While on the subject of meetings, I also want to smash up those meetings that sit in our online diaries like multi-coloured roadblocks preventing us from going anywhere meaningful in our day. The phrase “back-to-back” should be properly replaced with “block-to-block.” Our working lives are not punctuated by meetings, but surrounded and trapped by them. A good meeting is an essential forum for good governance, decision-making, encouraging innovation, building consensus and sharing accountability. Yet far too many are limp, directionless and dull meanders around a half-remembered purpose where we all contrive to waste an equal amount of time together in conspiratorial ineptitude. Meetings fashioned from lazy thinking and the expediency of pressing a few buttons in the hopeless illusion of making progress. A meeting should be an event, not a shared brain-fade.
Another thing I want to smash-up are window-dressing wellbeing policies. Far too many colleagues are still punished by workplace cultures that undermine their mental health. Bullying, misogyny, bias and careless unkindness are everyday experiences enacted in plain sight. Our well-intended policies to prevent these things will not help if we do not address the behaviours, incentives and cultures that facilitate these things. Indeed, without addressing culture, the policies become the invisibility cloaks for casual leadership to disappear behind. Leaders must stand in front of the values they proclaim and show they are real, not stand behind them providing the cover for them to look the other way. A policy without action and leadership, is at best a field hospital in a war zone. We should want to stop the war, not just patch up the wounded.

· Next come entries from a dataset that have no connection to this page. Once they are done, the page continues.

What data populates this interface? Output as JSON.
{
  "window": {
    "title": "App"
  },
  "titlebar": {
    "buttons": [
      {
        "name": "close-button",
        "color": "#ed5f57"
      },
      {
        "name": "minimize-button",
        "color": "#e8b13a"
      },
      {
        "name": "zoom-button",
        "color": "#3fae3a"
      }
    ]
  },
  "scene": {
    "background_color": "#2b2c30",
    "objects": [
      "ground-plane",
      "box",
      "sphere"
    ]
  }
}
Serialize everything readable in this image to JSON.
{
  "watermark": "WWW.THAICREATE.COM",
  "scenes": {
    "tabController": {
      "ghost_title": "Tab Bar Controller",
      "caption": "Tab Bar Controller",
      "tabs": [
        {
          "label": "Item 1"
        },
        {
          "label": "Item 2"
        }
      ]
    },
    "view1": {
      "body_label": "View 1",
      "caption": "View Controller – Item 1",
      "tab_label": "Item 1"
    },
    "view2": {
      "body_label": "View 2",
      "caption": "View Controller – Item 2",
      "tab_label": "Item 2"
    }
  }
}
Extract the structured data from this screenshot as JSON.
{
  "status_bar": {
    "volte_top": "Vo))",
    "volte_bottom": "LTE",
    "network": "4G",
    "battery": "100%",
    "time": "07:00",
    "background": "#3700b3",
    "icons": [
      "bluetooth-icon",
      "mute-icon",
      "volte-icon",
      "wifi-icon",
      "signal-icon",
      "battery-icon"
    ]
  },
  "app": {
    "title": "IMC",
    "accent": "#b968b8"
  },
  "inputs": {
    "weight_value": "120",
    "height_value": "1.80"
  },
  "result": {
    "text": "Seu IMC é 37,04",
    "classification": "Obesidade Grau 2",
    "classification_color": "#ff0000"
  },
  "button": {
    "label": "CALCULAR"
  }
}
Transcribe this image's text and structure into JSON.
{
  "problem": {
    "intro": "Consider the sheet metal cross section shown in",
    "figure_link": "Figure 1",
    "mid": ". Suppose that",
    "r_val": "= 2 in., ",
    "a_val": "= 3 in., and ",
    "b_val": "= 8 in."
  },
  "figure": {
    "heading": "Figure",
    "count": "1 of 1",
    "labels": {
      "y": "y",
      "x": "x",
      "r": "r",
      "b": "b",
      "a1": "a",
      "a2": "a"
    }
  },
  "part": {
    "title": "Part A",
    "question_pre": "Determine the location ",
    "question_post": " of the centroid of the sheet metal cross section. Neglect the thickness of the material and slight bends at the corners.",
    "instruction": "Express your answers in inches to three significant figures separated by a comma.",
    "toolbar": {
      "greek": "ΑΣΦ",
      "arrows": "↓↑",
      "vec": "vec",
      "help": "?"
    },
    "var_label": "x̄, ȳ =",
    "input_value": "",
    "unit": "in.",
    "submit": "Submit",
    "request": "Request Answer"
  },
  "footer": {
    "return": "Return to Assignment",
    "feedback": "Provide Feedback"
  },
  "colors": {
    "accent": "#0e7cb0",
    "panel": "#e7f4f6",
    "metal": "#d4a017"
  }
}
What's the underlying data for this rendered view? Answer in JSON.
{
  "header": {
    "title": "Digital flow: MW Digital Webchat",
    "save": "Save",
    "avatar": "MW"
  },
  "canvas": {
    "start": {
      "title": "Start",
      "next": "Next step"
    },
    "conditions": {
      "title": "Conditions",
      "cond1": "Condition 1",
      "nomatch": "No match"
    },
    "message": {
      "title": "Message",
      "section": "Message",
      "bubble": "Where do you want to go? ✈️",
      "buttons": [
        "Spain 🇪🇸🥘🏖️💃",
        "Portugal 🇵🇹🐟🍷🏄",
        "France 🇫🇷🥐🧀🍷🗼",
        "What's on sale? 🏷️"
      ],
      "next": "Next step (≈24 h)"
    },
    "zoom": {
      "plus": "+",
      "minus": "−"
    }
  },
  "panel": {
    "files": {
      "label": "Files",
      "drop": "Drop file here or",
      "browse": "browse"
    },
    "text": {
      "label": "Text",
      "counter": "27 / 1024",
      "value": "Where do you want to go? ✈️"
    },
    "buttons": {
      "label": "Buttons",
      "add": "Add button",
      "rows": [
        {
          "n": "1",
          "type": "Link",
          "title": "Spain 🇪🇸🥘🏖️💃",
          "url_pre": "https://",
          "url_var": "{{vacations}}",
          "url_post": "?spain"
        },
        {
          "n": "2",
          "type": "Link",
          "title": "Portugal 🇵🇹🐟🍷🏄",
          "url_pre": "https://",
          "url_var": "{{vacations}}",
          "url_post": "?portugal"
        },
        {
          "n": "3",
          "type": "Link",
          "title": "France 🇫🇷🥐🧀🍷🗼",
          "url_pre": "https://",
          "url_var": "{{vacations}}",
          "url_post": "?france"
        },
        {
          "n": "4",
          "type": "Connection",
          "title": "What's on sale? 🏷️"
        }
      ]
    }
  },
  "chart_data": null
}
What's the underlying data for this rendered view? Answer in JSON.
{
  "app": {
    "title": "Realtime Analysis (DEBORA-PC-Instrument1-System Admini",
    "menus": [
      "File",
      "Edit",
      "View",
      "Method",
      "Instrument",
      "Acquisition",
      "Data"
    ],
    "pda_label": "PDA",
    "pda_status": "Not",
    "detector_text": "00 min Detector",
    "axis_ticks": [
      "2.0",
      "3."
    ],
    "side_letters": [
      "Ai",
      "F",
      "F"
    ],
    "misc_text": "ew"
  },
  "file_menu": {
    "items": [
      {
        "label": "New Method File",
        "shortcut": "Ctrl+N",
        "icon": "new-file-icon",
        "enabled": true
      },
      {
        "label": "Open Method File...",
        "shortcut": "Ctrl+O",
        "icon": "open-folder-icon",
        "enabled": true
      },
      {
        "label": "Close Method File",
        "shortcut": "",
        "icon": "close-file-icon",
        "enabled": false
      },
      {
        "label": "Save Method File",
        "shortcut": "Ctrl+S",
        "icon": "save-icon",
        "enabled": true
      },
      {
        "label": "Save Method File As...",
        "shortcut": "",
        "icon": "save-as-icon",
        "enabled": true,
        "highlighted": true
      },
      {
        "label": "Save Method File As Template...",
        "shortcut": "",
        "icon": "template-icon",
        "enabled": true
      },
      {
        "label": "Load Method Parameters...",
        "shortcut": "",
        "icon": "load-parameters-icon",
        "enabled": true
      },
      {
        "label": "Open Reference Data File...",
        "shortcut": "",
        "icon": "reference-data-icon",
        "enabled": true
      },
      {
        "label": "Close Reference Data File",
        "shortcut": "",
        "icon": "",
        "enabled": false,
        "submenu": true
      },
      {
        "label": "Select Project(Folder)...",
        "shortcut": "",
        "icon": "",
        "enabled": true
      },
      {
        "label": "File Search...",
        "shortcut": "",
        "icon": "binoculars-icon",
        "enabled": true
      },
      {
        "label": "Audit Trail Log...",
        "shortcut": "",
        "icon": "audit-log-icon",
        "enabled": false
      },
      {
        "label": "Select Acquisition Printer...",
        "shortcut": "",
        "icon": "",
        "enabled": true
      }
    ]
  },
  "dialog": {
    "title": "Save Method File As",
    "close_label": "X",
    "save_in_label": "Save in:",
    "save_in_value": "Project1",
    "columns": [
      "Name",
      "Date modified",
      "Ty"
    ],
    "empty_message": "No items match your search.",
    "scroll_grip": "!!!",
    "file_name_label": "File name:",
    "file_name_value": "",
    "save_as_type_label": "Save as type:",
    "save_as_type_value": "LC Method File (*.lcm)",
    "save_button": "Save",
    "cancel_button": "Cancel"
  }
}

Unkindness is the next thing I want to smash to smithereens. I just don’t get why anyone would be unkind. Leadership is such a privilege, and the privilege is to serve the needs of the people we lead. Power imbalances are hard to navigate, but it becomes impossible when we don’t care, when we are thoughtless about our decisions and actions, and when we elevate our needs above the needs of others. Unkindness is sometimes deliberate, but more often it is a product of neglect. The space between good intentions now overgrown with the stinging nettles of our indifference. The frustrating thing is that kindness is just so easy and requires no budget or resource or even a plan. It simply starts by being interested, in listening, encouraging, sharing and caring. We don’t need to go on some sort of Harvard inspired kindness masterclass – we are all born with the gift of kindness.
Sadly, however it seems to me that we too often put kindness on the shelf labelled “nice to do when all is well” and some leaders have conflated kindness with indulgence and lax standards. I’d like to smash that notion too. Do we get anywhere worthwhile, sustainably and joyfully by being unkind? Leadership can sometimes be really tough, and hard decisions make for hard choices which are not always good news for everyone; but kindness should still guide us to make those decisions the best they can be, and their consequences should always be considered, thought-through and caring. Leadership is the best vehicle we have for showing the power of kindness. Unkindness is to trash that potential and diminish everything and everyone around its insidious impact. Unkindness therefore will always be in my rage room.
Time now I think to shut the door and move on; we should not dwell too long in places that make us sad or frustrated, but I thank you for passing through and indulging my need to show you this space. Time now for something altogether more uplifting.
Take care. Paul xx
To be continued…